Making a pitch for Amazon
Winnipeg’s mayor and Manitoba’s premier have officially joined forces in their bid to attract Amazon’s second headquarters, though the mayor notes the price tag to woo the online retail giant isn’t clear.
The two joined the Premier’s Enterprise Team to work on that effort Thursday.
When asked if he expects the city and province would face a bidding war with other cities, Mayor Brian Bowman said he “wouldn’t be surprised” if tax waivers and other financial incentives were requested by the company.
But the mayor also stressed no exact asks have been made and a business case would be done to gauge what could be offered.
“What incentives are going to be requested? We don’t know, if (any). But when and if that happens, the business case would have to be made in order for me to support any such incentives from the City of Winnipeg,” Bowman said.
Both Bowman and Premier Brian Pallister said the $5-billion headquarters would have the potential to transform Winnipeg, since it’s expected to create up to 50,000 jobs.

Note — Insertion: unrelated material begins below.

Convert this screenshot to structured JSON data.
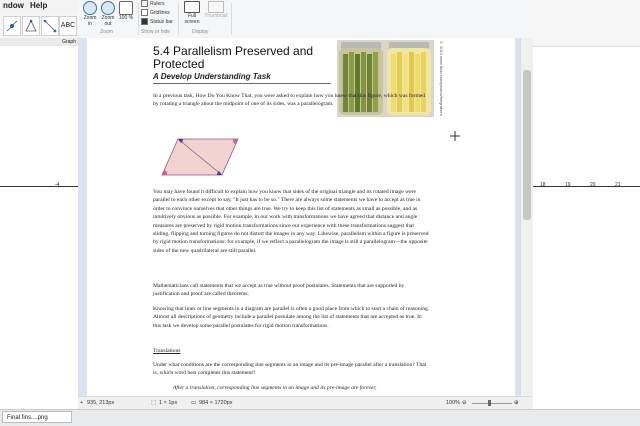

“I call it a once-in-a-lifetime possibility to improve our province,” Pallister said.
Pallister said he disagrees with naysayers who argue Winnipeg “doesn’t stand a chance” of winning the investment. Critics claim the city is too small and lacks the mass transit, educational quality and talent pool to win.
Bowman said even if Winnipeg’s bid fails, it will prepare the city to compete for other business from Amazon and other companies.
“There’s tremendous benefit in assembling that team not only to go after this bid but to see if there’s other headquarters and other opportunities that we could work collaboratively with the province to go after,” he said.
Manitoba Premier Brian Pallister (left) looks on as Winnipeg Mayor Brian Bowman speaks yesterday.